Problem description:
Please give back the listing exactly, without any of its pictures.

Information supplied:
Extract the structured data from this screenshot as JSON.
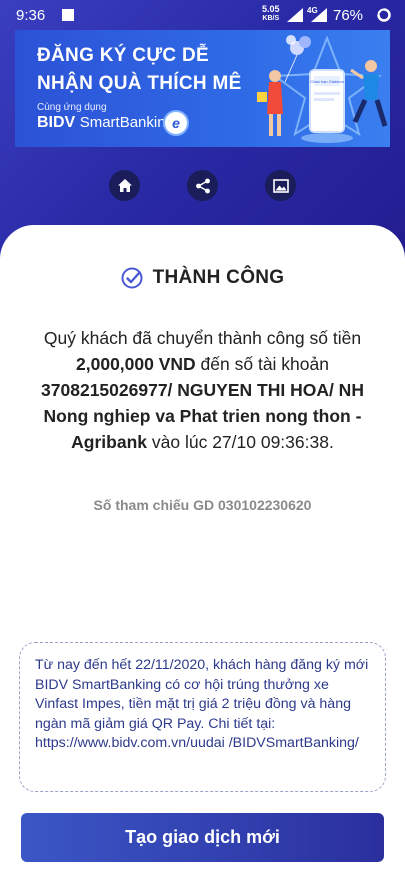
{
  "status_bar": {
    "time": "9:36",
    "speed": "5.05",
    "speed_unit": "KB/S",
    "network": "4G",
    "battery": "76%"
  },
  "banner": {
    "line1": "ĐĂNG KÝ CỰC DỄ",
    "line2": "NHẬN QUÀ THÍCH MÊ",
    "subtitle": "Cùng ứng dụng",
    "brand_bold": "BIDV",
    "brand_light": "SmartBanking",
    "logo_letter": "e",
    "phone_label": "Chào bạn Giakhoa"
  },
  "actions": {
    "home": "home-icon",
    "share": "share-icon",
    "image": "image-icon"
  },
  "result": {
    "status": "THÀNH CÔNG",
    "msg_part1": "Quý khách đã chuyển thành công số tiền ",
    "amount": "2,000,000 VND",
    "msg_part2": " đến số tài khoản ",
    "account": "3708215026977/ NGUYEN THI HOA/ NH Nong nghiep va Phat trien nong thon - Agribank",
    "msg_part3": " vào lúc 27/10 09:36:38.",
    "reference": "Số tham chiếu GD 030102230620"
  },
  "promo": {
    "text": "Từ nay đến hết 22/11/2020, khách hàng đăng ký mới BIDV SmartBanking có cơ hội trúng thưởng xe Vinfast Impes, tiền mặt trị giá 2 triệu đồng và hàng ngàn mã giảm giá QR Pay. Chi tiết tại: https://www.bidv.com.vn/uudai /BIDVSmartBanking/"
  },
  "cta": {
    "label": "Tạo giao dịch mới"
  },
  "colors": {
    "primary": "#2b2f9e",
    "promo_text": "#2d3a8c",
    "success_icon": "#4a5ad6"
  }
}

Answer to the problem:
Extract the structured data from this screenshot as JSON.
{
  "status_bar": {
    "time": "9:36",
    "speed": "5.05",
    "speed_unit": "KB/S",
    "network": "4G",
    "battery": "76%"
  },
  "banner": {
    "line1": "ĐĂNG KÝ CỰC DỄ",
    "line2": "NHẬN QUÀ THÍCH MÊ",
    "subtitle": "Cùng ứng dụng",
    "brand_bold": "BIDV",
    "brand_light": "SmartBanking",
    "logo_letter": "e",
    "phone_label": "Chào bạn Giakhoa"
  },
  "actions": {
    "home": "home-icon",
    "share": "share-icon",
    "image": "image-icon"
  },
  "result": {
    "status": "THÀNH CÔNG",
    "msg_part1": "Quý khách đã chuyển thành công số tiền ",
    "amount": "2,000,000 VND",
    "msg_part2": " đến số tài khoản ",
    "account": "3708215026977/ NGUYEN THI HOA/ NH Nong nghiep va Phat trien nong thon - Agribank",
    "msg_part3": " vào lúc 27/10 09:36:38.",
    "reference": "Số tham chiếu GD 030102230620"
  },
  "promo": {
    "text": "Từ nay đến hết 22/11/2020, khách hàng đăng ký mới BIDV SmartBanking có cơ hội trúng thưởng xe Vinfast Impes, tiền mặt trị giá 2 triệu đồng và hàng ngàn mã giảm giá QR Pay. Chi tiết tại: https://www.bidv.com.vn/uudai /BIDVSmartBanking/"
  },
  "cta": {
    "label": "Tạo giao dịch mới"
  },
  "colors": {
    "primary": "#2b2f9e",
    "promo_text": "#2d3a8c",
    "success_icon": "#4a5ad6"
  }
}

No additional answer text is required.